Raging since early 2011, the civil war in Syria has left many wondering who will obtain the reins of power in the war torn nation. Will the rebel forces topple Bashar al-Assad’s regime, creating a power vacuum? Or will Assad maintain control?
These questions lie at the heart of what policymakers consider when sending aid to rebel forces who have managed to continue their three year war against the Assad regime with minimal support from the West.
One of the questions that has been most pertinent to American policymakers is who exactly are the rebels and to what extent are there Islamist extremists in their ranks.
Politifact points out politicians on both sides of the aisle, advocating both for and against aid to the Syrian rebels, who use questionable sources to justify the numbers of radical or moderate elements among the rebel forces.

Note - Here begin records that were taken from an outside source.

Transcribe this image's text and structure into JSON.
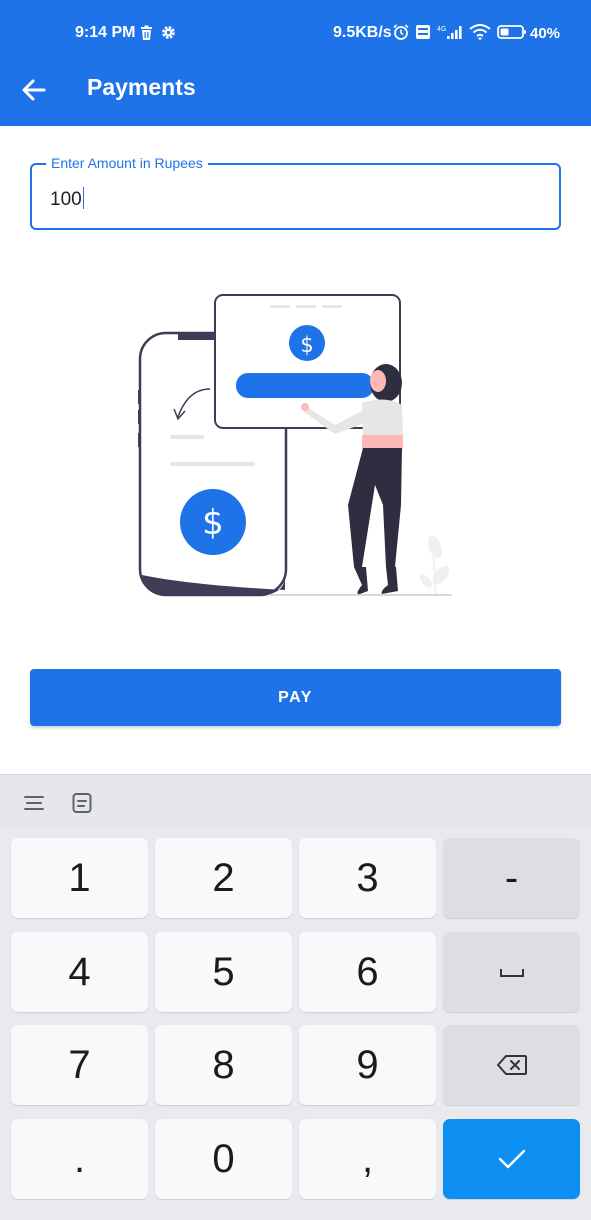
{
  "status_bar": {
    "time": "9:14 PM",
    "network_speed": "9.5KB/s",
    "battery_percent": "40%",
    "icons": [
      "delete-icon",
      "gear-icon",
      "alarm-icon",
      "volte-icon",
      "signal-4g-icon",
      "wifi-icon",
      "battery-icon"
    ]
  },
  "app_bar": {
    "title": "Payments",
    "back_icon": "arrow-left-icon"
  },
  "amount_field": {
    "label": "Enter Amount in Rupees",
    "value": "100"
  },
  "illustration": {
    "dollar_symbol": "$"
  },
  "pay_button": {
    "label": "PAY"
  },
  "keyboard": {
    "toolbar_icons": [
      "menu-lines-icon",
      "clipboard-icon"
    ],
    "keys": {
      "k1": "1",
      "k2": "2",
      "k3": "3",
      "minus": "-",
      "k4": "4",
      "k5": "5",
      "k6": "6",
      "k7": "7",
      "k8": "8",
      "k9": "9",
      "dot": ".",
      "k0": "0",
      "comma": ","
    }
  },
  "colors": {
    "primary": "#1f73e8",
    "enter_key": "#0d8ff2",
    "keyboard_bg": "#e8eaed"
  }
}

For example, Senator John McCain has been a vocal proponent of aid to the rebels and has stated that close to 70 percent of the rebels are still moderate. When pressed on his certainty of where the rebels stand, McCain simply stated he visited the war torn country and through his visit, gained an understanding as to the leanings of the rebel forces.
Others such as IHS Jane’s, a British intelligence analysis agency, have estimated the radical element composes half of the 100,000 opposition fighters. Their conclusion is based off interviews and intelligence estimates that are extremely difficult to confirm.
Many have turned to social media to examine the political leanings of the rebels.
Caerus, a strategy firm that examines Syrian governance for government clients, examines major internet platforms such as YouTube to glean data about the rebels. They claim through examining social media, very reliable data can be constructed giving a better understanding of the ideological makeup of opposition fighters.
For example, the Free Syrian Army has a hefty YouTube footprint of over seven YouTube channels. Other rebel groups are active Facebook and Twitter users, posting propaganda sympathetic to their cause.
Unfortunately, David Kilcullen, CEO of Caerus, as well as many government officials have concluded that moderate opposition forces are losing influence to radical Islamist sects within the rebel forces.
The perception of Islamist elements among the rebels gaining ground has led some officials to suggest that Assad staying in power would be the best outcome for the protracted civil war. The Christian Science Monitor quotes Ryan Crocker, a former U.S. ambassador to Damascus, predicting Assad’s eventual victory in Syria.
He states, “And do we really want the alternative–a major country in the heart of the Arab world in the hands of Al-Qaeda?”
The different factions of moderates versus Islamist hardliners have contributed to the propagation of the Assad regime. Their incoordination among each other has prevented a cohesive strategy from forming against Assad. And the radicalization of many forces has blocked the flow of foreign aid from countries unwilling to potentially support Al-Qaeda linked forces.
While many officials are now leaning toward the continuation of the Assad regime as the best outcome for the war, others have argued that the brutal tactics perpetrated by the regime was the main cause for their radicalization in the first place, and the failure by the west to adequately fund the rebel forces have led them toward radical ideals in an attempt to secure funding from wealthy Arab nations.
Now close to three years old, the Syrian conflict shows no signs of letting up and rebel groups no closer to toppling the Assad regime.
– Zack Lindberg